After snapping a few pics, I hastily took the sign down before I got into trouble. I didn’t want to get it confiscated before we got to the really spicy one. As I was deconstructing it (read: ripping the tape off), me and my pal were approached by an anti-vaxxer asking us what we were doing today. I explained that I had made a funny sign, unrelated to his cause, and showed it to him. He didn’t seem to care and started talking about how oppressive the vaccine and masks are. Weird that. We exfiltrated carefully from this conversation (“Yeah, absolutely mate, so true. Anyway, we’ve gotta go now bye.”) and walked on 20 minutes to Buckingham Palace, feeling much like a terrorist, not in a violent way, but just knowing that I had something in my bag that would cause major damage to the establishment that only I had the power to unleash.
This time, during the sign construction, my friend made sure to stand a good distance away and go on his phone, so as not be seen conspiring with me beforehand, no reason we both should get arrested. The atmosphere around Buckingham Palace was markedly different from that of parliament. There were no protestors here, just tourists, going about their day, taking in the sights with no agenda, the perfect audience upon whom to hoist my political subterfuge. I was putting the final touches to my sign when a passing woman walked past and said something like “God, why can’t these people just get a life.” presumably thinking I was also one of those people that didn’t want a chip put in my arm. Haha, if only she knew, I don’t have a real point, I’m only pretending. If she had seen my sign, she could never have disagreed, its cold hard fact that Andrew is a paedophile. Of course, she might not get it, as he doesn’t live in Buckingham Palace and had recently been dropped from all royal duties. But to be honest, clarity of purpose wasn’t really something I cared about, as far as I was concerned, if the rest of the Royal Family was caught in the splash of paedo accusations, it was necessary collateral damage, they all probably are anyway. With these thoughts running through my head, I finished up my sign, planted it in the ground with even more pride this time, and stepped back to take it all in. This was the culmination of all those months planning.

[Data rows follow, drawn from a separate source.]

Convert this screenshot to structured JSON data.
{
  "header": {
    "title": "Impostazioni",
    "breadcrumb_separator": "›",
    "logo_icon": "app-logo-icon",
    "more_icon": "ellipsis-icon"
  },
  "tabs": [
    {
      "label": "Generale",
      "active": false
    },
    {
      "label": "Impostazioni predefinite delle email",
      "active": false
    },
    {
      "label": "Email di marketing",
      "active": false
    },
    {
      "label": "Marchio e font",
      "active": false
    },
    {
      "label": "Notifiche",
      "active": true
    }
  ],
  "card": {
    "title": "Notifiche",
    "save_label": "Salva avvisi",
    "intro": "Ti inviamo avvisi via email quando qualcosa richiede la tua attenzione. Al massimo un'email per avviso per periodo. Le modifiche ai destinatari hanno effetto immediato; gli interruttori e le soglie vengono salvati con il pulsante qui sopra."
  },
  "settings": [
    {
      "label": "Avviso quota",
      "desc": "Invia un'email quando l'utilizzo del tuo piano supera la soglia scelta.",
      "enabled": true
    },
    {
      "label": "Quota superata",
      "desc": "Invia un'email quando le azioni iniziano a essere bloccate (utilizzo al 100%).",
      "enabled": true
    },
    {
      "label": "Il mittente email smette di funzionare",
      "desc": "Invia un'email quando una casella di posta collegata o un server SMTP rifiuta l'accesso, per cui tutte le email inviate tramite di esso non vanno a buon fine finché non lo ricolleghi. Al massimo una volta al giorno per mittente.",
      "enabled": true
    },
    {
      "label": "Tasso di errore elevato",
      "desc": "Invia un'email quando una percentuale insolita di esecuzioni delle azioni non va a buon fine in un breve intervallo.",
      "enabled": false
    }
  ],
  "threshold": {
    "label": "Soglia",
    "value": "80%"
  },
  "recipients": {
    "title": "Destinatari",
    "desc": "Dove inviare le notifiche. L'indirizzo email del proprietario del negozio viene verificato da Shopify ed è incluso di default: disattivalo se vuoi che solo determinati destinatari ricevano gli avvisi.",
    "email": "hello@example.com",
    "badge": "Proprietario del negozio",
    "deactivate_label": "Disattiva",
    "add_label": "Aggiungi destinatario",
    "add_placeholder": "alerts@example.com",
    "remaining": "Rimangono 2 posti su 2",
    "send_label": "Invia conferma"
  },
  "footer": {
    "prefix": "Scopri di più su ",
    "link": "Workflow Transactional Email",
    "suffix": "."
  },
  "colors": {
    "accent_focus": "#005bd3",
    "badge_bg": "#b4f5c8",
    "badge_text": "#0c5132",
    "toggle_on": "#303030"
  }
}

After taking a few pictures and having a chuckle, I thought “Well, my work here is done.” and decided to leave the sign. More people would see it then, more of a statement, plus I didn’t want to carry it around anymore, we were going to some pubs in central after. As we left I managed to look back and see a passing family point at it, imagining them all murmuring in agreement. Unfortunately this was the only reaction we could see before scarpering, we spotted some police by the gates looking over at it. They then pointed at it and started to walk towards it so we started to sweat and picked up the pace a bit. Looked back again, fuck, are they coming towards us? Had they seen me? We started to run a bit, cursing the bright orange coat that my friend was wearing. I saw the police finally approaching the sign and plucking it ruthlessly from the ground and took the opportunity to stuff my black jacket into my bag. Hehe, they’ll never catch me now. It has since been pointed out to me that police being on the lookout for someone in a black jacket in London would be like trying to find a needle in a needlestack, but I felt like I had outsmarted them either way, jacket off, blending with the crowd, we were away. Prince Andrew called a paedophile, no repercussions. Another mission accomplished.